In periods with good weather, the slaves on most slave ships would be brought up on deck in the mornings. Normally the women and children would be allowed to move freely around the deck. The men would be chained together, because it was commonly believed that they would be the ones that would cause violence and resistance.
In the afternoons the slaves would be given their second meal of the day. This meal normally differed from and was often worse than the first one. The meal usually consisted of horse bean, which are large beans which were used to feed horses. The beans were boiled and served with a mixture of flour, water and palm oil, and Cayenne pepper or other spices were added to conceal the taste of the horse beans.
To ensure a good price for the slaves upon arrival in the Caribbean the captain had to keep the slaves in relatively good physical condition, so to achieve this the slaves were “danced” every morning on deck. The slaves were forced to jump up and down and dance, something which were extremely painful for the men who were still chained together. The “dancing” was normally accompanied by poundings on an African drum or iron kettle, and sometimes by a fiddle or an African banjo.
On ships carrying a large number of slaves, however, it was unlikely that all the slaves would be taken up on deck at the same time, and the crew would probably select the ones who were in most need of exercise.

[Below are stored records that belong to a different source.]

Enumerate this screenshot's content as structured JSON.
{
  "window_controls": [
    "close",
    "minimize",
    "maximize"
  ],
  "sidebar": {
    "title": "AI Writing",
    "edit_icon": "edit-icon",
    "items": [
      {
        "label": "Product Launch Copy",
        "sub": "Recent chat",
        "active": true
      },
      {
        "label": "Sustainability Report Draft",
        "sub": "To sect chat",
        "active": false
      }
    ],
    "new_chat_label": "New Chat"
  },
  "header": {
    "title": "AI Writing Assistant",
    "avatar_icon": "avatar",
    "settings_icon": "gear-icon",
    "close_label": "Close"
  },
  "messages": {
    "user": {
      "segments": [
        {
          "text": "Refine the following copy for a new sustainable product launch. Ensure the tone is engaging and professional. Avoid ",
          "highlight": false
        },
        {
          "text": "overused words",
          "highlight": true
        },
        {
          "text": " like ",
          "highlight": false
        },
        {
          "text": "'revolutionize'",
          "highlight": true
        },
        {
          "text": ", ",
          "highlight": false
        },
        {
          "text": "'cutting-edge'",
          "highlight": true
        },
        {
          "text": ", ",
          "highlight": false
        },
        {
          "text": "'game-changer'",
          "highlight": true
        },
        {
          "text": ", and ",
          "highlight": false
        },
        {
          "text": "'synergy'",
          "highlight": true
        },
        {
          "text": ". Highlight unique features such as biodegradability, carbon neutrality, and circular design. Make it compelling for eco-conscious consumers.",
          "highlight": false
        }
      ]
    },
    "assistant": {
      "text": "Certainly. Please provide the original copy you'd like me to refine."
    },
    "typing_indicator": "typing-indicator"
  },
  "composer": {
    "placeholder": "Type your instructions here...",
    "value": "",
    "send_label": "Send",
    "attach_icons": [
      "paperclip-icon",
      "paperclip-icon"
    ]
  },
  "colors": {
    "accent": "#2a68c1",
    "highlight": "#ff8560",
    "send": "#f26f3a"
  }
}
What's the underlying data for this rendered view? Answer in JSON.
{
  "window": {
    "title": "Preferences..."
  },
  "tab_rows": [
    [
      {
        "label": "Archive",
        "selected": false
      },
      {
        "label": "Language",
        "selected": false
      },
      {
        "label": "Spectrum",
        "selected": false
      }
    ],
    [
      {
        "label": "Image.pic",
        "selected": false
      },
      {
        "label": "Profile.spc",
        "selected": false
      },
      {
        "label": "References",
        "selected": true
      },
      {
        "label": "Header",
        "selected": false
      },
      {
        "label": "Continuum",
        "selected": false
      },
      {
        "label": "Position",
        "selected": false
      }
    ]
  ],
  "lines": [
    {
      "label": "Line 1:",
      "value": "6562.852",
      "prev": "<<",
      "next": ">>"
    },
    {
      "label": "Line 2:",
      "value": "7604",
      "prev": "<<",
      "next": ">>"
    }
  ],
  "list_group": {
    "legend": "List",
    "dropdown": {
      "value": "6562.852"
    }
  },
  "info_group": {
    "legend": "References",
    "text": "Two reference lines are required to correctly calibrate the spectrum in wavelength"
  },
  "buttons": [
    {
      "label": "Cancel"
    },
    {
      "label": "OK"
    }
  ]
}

Slaves who refused to “dance” would be punished in different ways. The most common method of punishment aboard the slave ships was whipping. Though most whips were made only of simple rope, the crew sometimes used the cat-o-nine-tails which could slash the skin on a slave`s back to ribbons in only a few lashes. It consisted of nine ropes, each coated with tar and with a knot at the end. Whipping could in some cases, when used in the most brutal manner be fatal. However, despite the risk of being punished, the slaves generally enjoyed the time they spent on deck, because this was the only time during the day they were allowed to move “freely” and breathe some fresh air. It was a more than welcomed break from the dark and filthy gloom below deck.